Task goal: Write each entry down again precisely, skipping nothing.

Listed entries:

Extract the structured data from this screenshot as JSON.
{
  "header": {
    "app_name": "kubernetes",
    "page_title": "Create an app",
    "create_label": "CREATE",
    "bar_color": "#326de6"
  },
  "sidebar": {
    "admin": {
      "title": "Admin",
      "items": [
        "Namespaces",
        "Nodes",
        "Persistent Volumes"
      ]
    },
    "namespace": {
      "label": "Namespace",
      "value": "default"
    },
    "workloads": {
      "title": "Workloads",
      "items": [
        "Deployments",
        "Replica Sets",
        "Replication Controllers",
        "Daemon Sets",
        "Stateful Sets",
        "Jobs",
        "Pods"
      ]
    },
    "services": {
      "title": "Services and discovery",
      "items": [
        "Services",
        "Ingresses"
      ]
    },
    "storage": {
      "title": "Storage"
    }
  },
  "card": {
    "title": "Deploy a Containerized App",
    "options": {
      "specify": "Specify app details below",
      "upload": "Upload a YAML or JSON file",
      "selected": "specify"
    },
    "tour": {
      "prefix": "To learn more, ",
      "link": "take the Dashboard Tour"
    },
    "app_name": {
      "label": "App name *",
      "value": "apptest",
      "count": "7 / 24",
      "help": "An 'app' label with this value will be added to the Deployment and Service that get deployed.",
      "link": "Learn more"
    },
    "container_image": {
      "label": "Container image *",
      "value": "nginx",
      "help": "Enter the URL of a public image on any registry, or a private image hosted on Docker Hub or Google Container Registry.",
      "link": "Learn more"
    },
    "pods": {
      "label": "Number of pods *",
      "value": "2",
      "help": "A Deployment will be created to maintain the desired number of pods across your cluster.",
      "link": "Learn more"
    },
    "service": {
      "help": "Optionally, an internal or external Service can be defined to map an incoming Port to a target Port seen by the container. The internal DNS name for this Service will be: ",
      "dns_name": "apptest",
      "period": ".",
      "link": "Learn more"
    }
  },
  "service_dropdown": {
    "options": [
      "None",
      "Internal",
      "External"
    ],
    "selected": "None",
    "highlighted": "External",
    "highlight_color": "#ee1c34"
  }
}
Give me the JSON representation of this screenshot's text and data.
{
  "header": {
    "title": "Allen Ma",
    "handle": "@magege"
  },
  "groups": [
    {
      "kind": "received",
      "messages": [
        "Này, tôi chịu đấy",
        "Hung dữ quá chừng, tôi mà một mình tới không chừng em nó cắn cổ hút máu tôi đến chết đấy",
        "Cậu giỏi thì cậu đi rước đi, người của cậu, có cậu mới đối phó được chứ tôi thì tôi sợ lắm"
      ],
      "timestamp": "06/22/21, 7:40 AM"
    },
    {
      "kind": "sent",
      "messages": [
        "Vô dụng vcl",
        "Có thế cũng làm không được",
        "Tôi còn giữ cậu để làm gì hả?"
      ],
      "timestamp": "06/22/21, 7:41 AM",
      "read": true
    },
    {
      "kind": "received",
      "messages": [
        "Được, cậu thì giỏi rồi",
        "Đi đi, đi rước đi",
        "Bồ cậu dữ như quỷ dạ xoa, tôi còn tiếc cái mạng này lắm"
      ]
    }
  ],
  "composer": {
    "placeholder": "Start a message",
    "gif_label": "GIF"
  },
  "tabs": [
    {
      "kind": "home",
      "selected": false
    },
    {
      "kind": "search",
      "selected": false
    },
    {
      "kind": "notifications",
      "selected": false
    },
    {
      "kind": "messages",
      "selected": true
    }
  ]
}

Response area:
Extract the structured data from this screenshot as JSON.
{
  "header": {
    "app_name": "kubernetes",
    "page_title": "Create an app",
    "create_label": "CREATE",
    "bar_color": "#326de6"
  },
  "sidebar": {
    "admin": {
      "title": "Admin",
      "items": [
        "Namespaces",
        "Nodes",
        "Persistent Volumes"
      ]
    },
    "namespace": {
      "label": "Namespace",
      "value": "default"
    },
    "workloads": {
      "title": "Workloads",
      "items": [
        "Deployments",
        "Replica Sets",
        "Replication Controllers",
        "Daemon Sets",
        "Stateful Sets",
        "Jobs",
        "Pods"
      ]
    },
    "services": {
      "title": "Services and discovery",
      "items": [
        "Services",
        "Ingresses"
      ]
    },
    "storage": {
      "title": "Storage"
    }
  },
  "card": {
    "title": "Deploy a Containerized App",
    "options": {
      "specify": "Specify app details below",
      "upload": "Upload a YAML or JSON file",
      "selected": "specify"
    },
    "tour": {
      "prefix": "To learn more, ",
      "link": "take the Dashboard Tour"
    },
    "app_name": {
      "label": "App name *",
      "value": "apptest",
      "count": "7 / 24",
      "help": "An 'app' label with this value will be added to the Deployment and Service that get deployed.",
      "link": "Learn more"
    },
    "container_image": {
      "label": "Container image *",
      "value": "nginx",
      "help": "Enter the URL of a public image on any registry, or a private image hosted on Docker Hub or Google Container Registry.",
      "link": "Learn more"
    },
    "pods": {
      "label": "Number of pods *",
      "value": "2",
      "help": "A Deployment will be created to maintain the desired number of pods across your cluster.",
      "link": "Learn more"
    },
    "service": {
      "help": "Optionally, an internal or external Service can be defined to map an incoming Port to a target Port seen by the container. The internal DNS name for this Service will be: ",
      "dns_name": "apptest",
      "period": ".",
      "link": "Learn more"
    }
  },
  "service_dropdown": {
    "options": [
      "None",
      "Internal",
      "External"
    ],
    "selected": "None",
    "highlighted": "External",
    "highlight_color": "#ee1c34"
  }
}
Give me the JSON representation of this screenshot's text and data.
{
  "header": {
    "title": "Allen Ma",
    "handle": "@magege"
  },
  "groups": [
    {
      "kind": "received",
      "messages": [
        "Này, tôi chịu đấy",
        "Hung dữ quá chừng, tôi mà một mình tới không chừng em nó cắn cổ hút máu tôi đến chết đấy",
        "Cậu giỏi thì cậu đi rước đi, người của cậu, có cậu mới đối phó được chứ tôi thì tôi sợ lắm"
      ],
      "timestamp": "06/22/21, 7:40 AM"
    },
    {
      "kind": "sent",
      "messages": [
        "Vô dụng vcl",
        "Có thế cũng làm không được",
        "Tôi còn giữ cậu để làm gì hả?"
      ],
      "timestamp": "06/22/21, 7:41 AM",
      "read": true
    },
    {
      "kind": "received",
      "messages": [
        "Được, cậu thì giỏi rồi",
        "Đi đi, đi rước đi",
        "Bồ cậu dữ như quỷ dạ xoa, tôi còn tiếc cái mạng này lắm"
      ]
    }
  ],
  "composer": {
    "placeholder": "Start a message",
    "gif_label": "GIF"
  },
  "tabs": [
    {
      "kind": "home",
      "selected": false
    },
    {
      "kind": "search",
      "selected": false
    },
    {
      "kind": "notifications",
      "selected": false
    },
    {
      "kind": "messages",
      "selected": true
    }
  ]
}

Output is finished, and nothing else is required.